Europe found itself with ample pork supplies because of sluggish domestic demand and international trade sanctions levied against Russia for its involvement in Ukraine, Borror said. The strong dollar helped Europe undercut the United States and move that additional pork to Asia, she said.
"The strong dollar is certainly one of the factors that has played into that scenario," Borror said.
The strong dollar is also sending signals to farmers outside the United States to increase production even though global prices have declined, according to Miller and Hart.
Not feeling the pinch
While the strong dollar has pressured commodity prices worldwide, farmers in other countries are not feeling the pinch like their American counterparts, Miller said. Farmers in other big exporting countries, such as Brazil, Argentina and Ukraine, are finding that U.S. dollars they earn in world markets translate into more money in their domestic currencies, he said.
"Brazilian farmers, for example, are basically feeling like they have a $13 to $15 dollar per bushel soybean market, compared to the $8 per bushel price here," Miller said. "So they are not cutting back on production at all; they have every incentive to continue to produce."

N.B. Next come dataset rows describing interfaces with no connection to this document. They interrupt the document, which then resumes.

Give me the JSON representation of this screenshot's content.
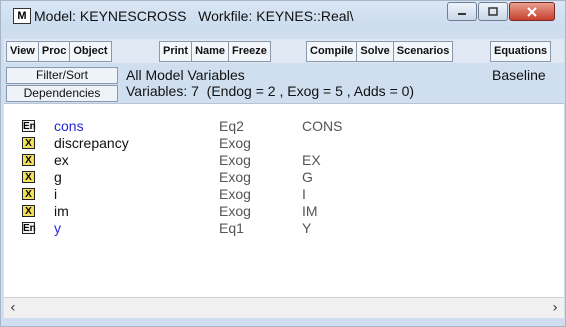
{
  "window": {
    "title": "Model: KEYNESCROSS   Workfile: KEYNES::Real\\"
  },
  "toolbar": {
    "groups": [
      [
        "View",
        "Proc",
        "Object"
      ],
      [
        "Print",
        "Name",
        "Freeze"
      ],
      [
        "Compile",
        "Solve",
        "Scenarios"
      ],
      [
        "Equations"
      ]
    ]
  },
  "header": {
    "filter_sort_label": "Filter/Sort",
    "dependencies_label": "Dependencies",
    "title": "All Model Variables",
    "scenario": "Baseline",
    "summary": "Variables: 7  (Endog = 2 , Exog = 5 , Adds = 0)"
  },
  "variables": [
    {
      "badge": "En",
      "name": "cons",
      "type": "Eq2",
      "equation": "CONS",
      "color": "#2626d8"
    },
    {
      "badge": "X",
      "name": "discrepancy",
      "type": "Exog",
      "equation": "",
      "color": "#111111"
    },
    {
      "badge": "X",
      "name": "ex",
      "type": "Exog",
      "equation": "EX",
      "color": "#111111"
    },
    {
      "badge": "X",
      "name": "g",
      "type": "Exog",
      "equation": "G",
      "color": "#111111"
    },
    {
      "badge": "X",
      "name": "i",
      "type": "Exog",
      "equation": "I",
      "color": "#111111"
    },
    {
      "badge": "X",
      "name": "im",
      "type": "Exog",
      "equation": "IM",
      "color": "#111111"
    },
    {
      "badge": "En",
      "name": "y",
      "type": "Eq1",
      "equation": "Y",
      "color": "#2626d8"
    }
  ],
  "scrollbar": {
    "left_icon": "chevron-left-icon",
    "right_icon": "chevron-right-icon",
    "left_glyph": "‹",
    "right_glyph": "›"
  },
  "colors": {
    "endogenous": "#2626d8",
    "exogenous_badge": "#f3e05a",
    "window_chrome": "#cfdff0",
    "close_button": "#c7402d"
  }
}
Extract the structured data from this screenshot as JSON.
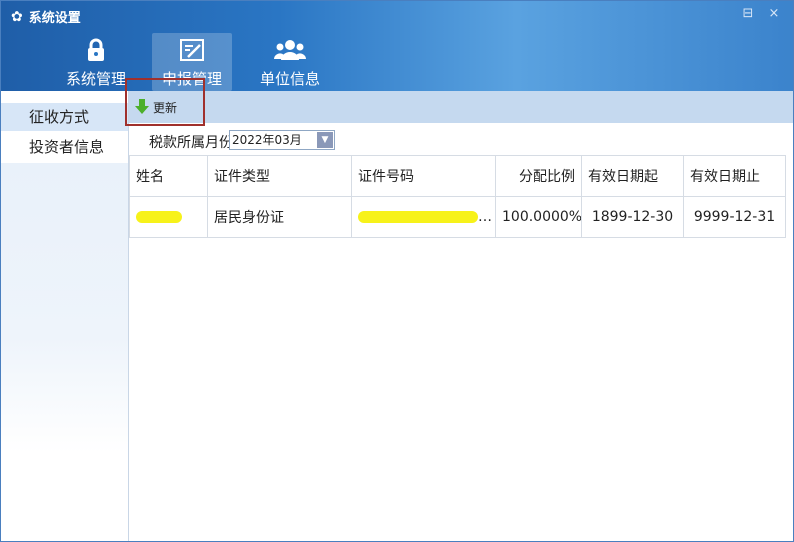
{
  "window": {
    "title": "系统设置",
    "restore_icon": "⊟",
    "close_icon": "×"
  },
  "nav": {
    "tabs": [
      {
        "label": "系统管理",
        "icon": "lock-icon"
      },
      {
        "label": "申报管理",
        "icon": "edit-icon"
      },
      {
        "label": "单位信息",
        "icon": "users-icon"
      }
    ],
    "active": 1
  },
  "sidebar": {
    "items": [
      {
        "label": "征收方式"
      },
      {
        "label": "投资者信息"
      }
    ],
    "active": 0
  },
  "toolbar": {
    "update_label": "更新"
  },
  "filter": {
    "period_label": "税款所属月份",
    "period_value": "2022年03月"
  },
  "table": {
    "columns": [
      "姓名",
      "证件类型",
      "证件号码",
      "分配比例",
      "有效日期起",
      "有效日期止"
    ],
    "rows": [
      {
        "name": "",
        "id_type": "居民身份证",
        "id_number": "…",
        "ratio": "100.0000%",
        "start": "1899-12-30",
        "end": "9999-12-31"
      }
    ]
  },
  "colors": {
    "header_blue": "#2a76c4",
    "toolbar_bg": "#c5d9ef",
    "highlight_box": "#a0302c",
    "redaction": "#f7f21a"
  }
}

ISU’s Hart agreed. "The strong dollar is making countries like Brazil and Argentina, which were already very competitive, even more competitive," he said. "The signal to cutback is not there."
Looking ahead to 2016, the economists expect the dollar to stay fairly strong, especially if the Federal Reserve carries through with its intentions to raise interest rates another two or three times in the coming year to 18 months.
The U.S. dollar, Miller said, is likely to stay relatively strong until the economies of other countries begin to strengthen and their currencies start to attract more investors. The last major dollar-strengthening cycle lasted six years, 1995 through 2001.
"This is a phase of the business cycle that just has to play out," he said. "That doesn’t make it easier because farmers are feeling the hardships, but currencies do correct over time." The current dollar-strengthening cycle began in 2011 but accelerated in mid-2014 and has continued through 2015.